• **WHAT THE EXERCISE ASKS**
Reproduce every record below exactly, without the pictures.

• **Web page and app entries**
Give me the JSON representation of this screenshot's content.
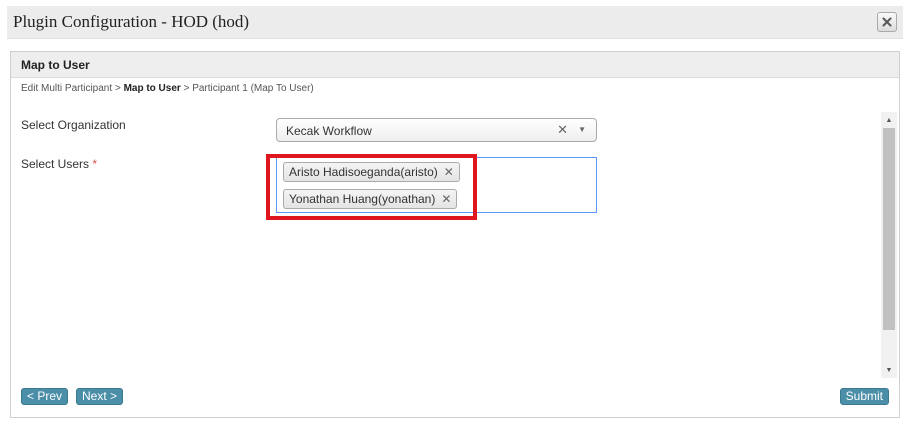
{
  "dialog": {
    "title": "Plugin Configuration - HOD (hod)"
  },
  "panel": {
    "title": "Map to User"
  },
  "breadcrumb": {
    "items": [
      "Edit Multi Participant",
      "Map to User",
      "Participant 1 (Map To User)"
    ],
    "separator": ">"
  },
  "form": {
    "organization": {
      "label": "Select Organization",
      "value": "Kecak Workflow",
      "clear": "✕",
      "arrow": "▼"
    },
    "users": {
      "label": "Select Users",
      "required_mark": "*",
      "selected": [
        "Aristo Hadisoeganda(aristo)",
        "Yonathan Huang(yonathan)"
      ],
      "remove": "✕"
    }
  },
  "footer": {
    "prev_label": "< Prev",
    "next_label": "Next >",
    "submit_label": "Submit"
  },
  "colors": {
    "button": "#4a8ea8",
    "highlight": "#e0161f",
    "focus_border": "#5897fb"
  },
  "icons": {
    "close": "close-icon",
    "clear": "clear-icon",
    "dropdown": "chevron-down-icon",
    "scroll_up": "scroll-up-icon",
    "scroll_down": "scroll-down-icon"
  }
}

• **SOLVED EXERCISE**
Give me the JSON representation of this screenshot's content.
{
  "dialog": {
    "title": "Plugin Configuration - HOD (hod)"
  },
  "panel": {
    "title": "Map to User"
  },
  "breadcrumb": {
    "items": [
      "Edit Multi Participant",
      "Map to User",
      "Participant 1 (Map To User)"
    ],
    "separator": ">"
  },
  "form": {
    "organization": {
      "label": "Select Organization",
      "value": "Kecak Workflow",
      "clear": "✕",
      "arrow": "▼"
    },
    "users": {
      "label": "Select Users",
      "required_mark": "*",
      "selected": [
        "Aristo Hadisoeganda(aristo)",
        "Yonathan Huang(yonathan)"
      ],
      "remove": "✕"
    }
  },
  "footer": {
    "prev_label": "< Prev",
    "next_label": "Next >",
    "submit_label": "Submit"
  },
  "colors": {
    "button": "#4a8ea8",
    "highlight": "#e0161f",
    "focus_border": "#5897fb"
  },
  "icons": {
    "close": "close-icon",
    "clear": "clear-icon",
    "dropdown": "chevron-down-icon",
    "scroll_up": "scroll-up-icon",
    "scroll_down": "scroll-down-icon"
  }
}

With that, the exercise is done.